Another thing was that in
the fall of 2011, a [16-year-old] named Jaivon Blake was killed while
walking to the drugstore [in the Bowdoin-Geneva area]. It was one of
those things that had a ring of familiarity, but was really
horrifying at the same time . . . We wanted to look in a real and
significant way at this complex picture. With this, we're trying to
uncover the roots of things.
What was your personal
role in the production of everything?
I was the guy who ran the
operation for a year. We really started talking about it starting in
the fall [of 2011], then we really started in earnest after the first
of the year. We wanted to bring every department that we have to this
– to look at this neighborhood, and to look at the clearly complex
issue of youth violence through every kind of media we have. We first
got everyone in a room [last] January, and did that pretty much
every week from that point on.
When and why did the
house come into play? What's the story behind that? And how did
taking up temporary residence change the dynamic of – or the
approach to – the series?
We started kicking around
the idea early on – what if we actually moved into the place? There
were a couple of things behind this. First, usually when there's a
big murder, the cameras roll in, and then they leave. We wanted to
show that we were trying our best to experience what was going on,
and to actually work alongside people who live in the community . . .
Even just finding an
apartment and moving in was a big deal. We were over there hanging
blinds, and asking the whole newsroom if they had furniture to give
us. We had an astounding response – one day we had a truck pick up
furniture from all over the city and bring it over [to Mt. Ida]. It
turned out to be an excellent thing to do. For a newspaper, I feel
like it was a really serious commitment . . .
It gave us more

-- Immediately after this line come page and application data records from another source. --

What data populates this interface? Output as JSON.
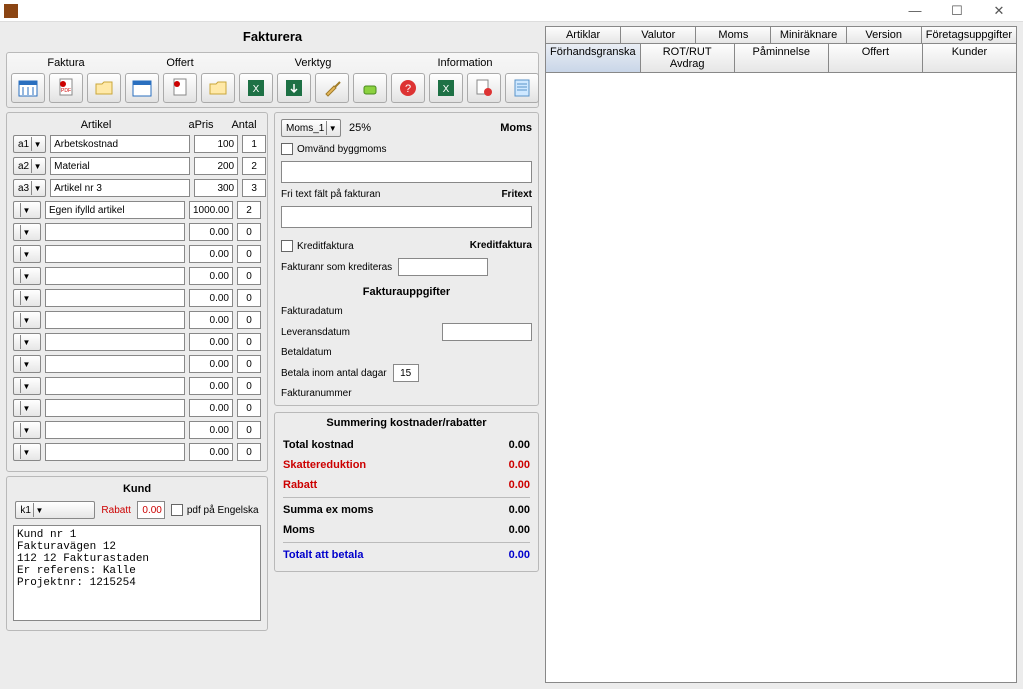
{
  "window": {
    "minimize": "—",
    "maximize": "☐",
    "close": "✕"
  },
  "title": "Fakturera",
  "toolbar": {
    "groups": {
      "faktura": "Faktura",
      "offert": "Offert",
      "verktyg": "Verktyg",
      "information": "Information"
    }
  },
  "grid": {
    "headers": {
      "artikel": "Artikel",
      "apris": "aPris",
      "antal": "Antal"
    },
    "rows": [
      {
        "code": "a1",
        "name": "Arbetskostnad",
        "pris": "100",
        "antal": "1"
      },
      {
        "code": "a2",
        "name": "Material",
        "pris": "200",
        "antal": "2"
      },
      {
        "code": "a3",
        "name": "Artikel nr 3",
        "pris": "300",
        "antal": "3"
      },
      {
        "code": "",
        "name": "Egen ifylld artikel",
        "pris": "1000.00",
        "antal": "2"
      },
      {
        "code": "",
        "name": "",
        "pris": "0.00",
        "antal": "0"
      },
      {
        "code": "",
        "name": "",
        "pris": "0.00",
        "antal": "0"
      },
      {
        "code": "",
        "name": "",
        "pris": "0.00",
        "antal": "0"
      },
      {
        "code": "",
        "name": "",
        "pris": "0.00",
        "antal": "0"
      },
      {
        "code": "",
        "name": "",
        "pris": "0.00",
        "antal": "0"
      },
      {
        "code": "",
        "name": "",
        "pris": "0.00",
        "antal": "0"
      },
      {
        "code": "",
        "name": "",
        "pris": "0.00",
        "antal": "0"
      },
      {
        "code": "",
        "name": "",
        "pris": "0.00",
        "antal": "0"
      },
      {
        "code": "",
        "name": "",
        "pris": "0.00",
        "antal": "0"
      },
      {
        "code": "",
        "name": "",
        "pris": "0.00",
        "antal": "0"
      },
      {
        "code": "",
        "name": "",
        "pris": "0.00",
        "antal": "0"
      }
    ]
  },
  "kund": {
    "title": "Kund",
    "combo": "k1",
    "rabatt_label": "Rabatt",
    "rabatt_value": "0.00",
    "pdf_eng": "pdf på Engelska",
    "text": "Kund nr 1\nFakturavägen 12\n112 12 Fakturastaden\nEr referens: Kalle\nProjektnr: 1215254"
  },
  "moms": {
    "combo": "Moms_1",
    "pct": "25%",
    "heading": "Moms",
    "omvand": "Omvänd byggmoms",
    "fritext_lbl": "Fri text fält på fakturan",
    "fritext_head": "Fritext",
    "kredit_chk": "Kreditfaktura",
    "kredit_head": "Kreditfaktura",
    "krediteras_lbl": "Fakturanr som krediteras",
    "faktura_uppgifter": "Fakturauppgifter",
    "fakturadatum": "Fakturadatum",
    "leveransdatum": "Leveransdatum",
    "betaldatum": "Betaldatum",
    "betala_dagar_lbl": "Betala inom antal dagar",
    "betala_dagar_val": "15",
    "fakturanummer": "Fakturanummer"
  },
  "summary": {
    "title": "Summering kostnader/rabatter",
    "total_kostnad": {
      "label": "Total kostnad",
      "value": "0.00"
    },
    "skattereduktion": {
      "label": "Skattereduktion",
      "value": "0.00"
    },
    "rabatt": {
      "label": "Rabatt",
      "value": "0.00"
    },
    "summa_ex_moms": {
      "label": "Summa ex moms",
      "value": "0.00"
    },
    "moms": {
      "label": "Moms",
      "value": "0.00"
    },
    "totalt": {
      "label": "Totalt att betala",
      "value": "0.00"
    }
  },
  "tabs": {
    "row1": [
      "Artiklar",
      "Valutor",
      "Moms",
      "Miniräknare",
      "Version",
      "Företagsuppgifter"
    ],
    "row2": [
      "Förhandsgranska",
      "ROT/RUT Avdrag",
      "Påminnelse",
      "Offert",
      "Kunder"
    ],
    "active": "Förhandsgranska"
  }
}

credibility. Though it took us a long time to gain access and to win
trust, ultimately being right there helped a lot. It was also an
interesting experience for the reporters – they had a lot of great
neighborly experiences. At the same time, within weeks of moving in,
there were gunshots fired right outside, and cops asking to look in
the backyard for bodies.
Did the reporters have
many other responsibilities while this was underway? Or was this it?
There were the two
reporters who lived full-time in the apartment, but as we moved into
spring and summer, the others who were working on it were pretty much
working on it full-time.
What were some of the
major hurdles? Access to data? Access to subjects? The city's
The data visualization
people were key – it turned out that a lot of the things we wanted
to do were much more difficult than we imagined. Access [to police
data] was really hard to get . . .
We had people in the
neighborhood who were welcoming, but who didn't want us to come
inside for a long time. It was our reporters who won that trust
The city has been trying
to cope with violence. There was a lot of data that we wanted from
the city – like on shootings – but we didn't get a lot of it
until the very end. The main thing we explored was the shooting data,
and legally, the kind of detail that we wanted is well protected by
In the wonderful world
of e-publishing, do you see a future with more opportunities to
produce content like this?
We went into this with
the hope of employing all these new tools we have to push the
envelope a little bit. So we deliberately got people in our media lab
involved. One thing we did was to collect the “river” of
Instagram [images] over the entire summer. Then we had a number of
people go to work notifying those people, and interviewing them on
tape. What we got out of it is a cool new way of showing what is
happening in the community. It's not really us doing the reporting;
it's people telling the world about their lives.
What is the Globe's
responsibility moving forward after doing a project like this? What
kind of connection is there now to that community, and how will the
reporters follow up down the line?
We hope it will be the
beginning of something. We've started by having a number of
forums, and we're keeping in touch with all of the people in the
piece. One of the original ideas was that we didn't know this
community very well at all, and that we want to use [68 Blocks] as a
launch pad as we move on. It wasn't all conscious, but it sure fell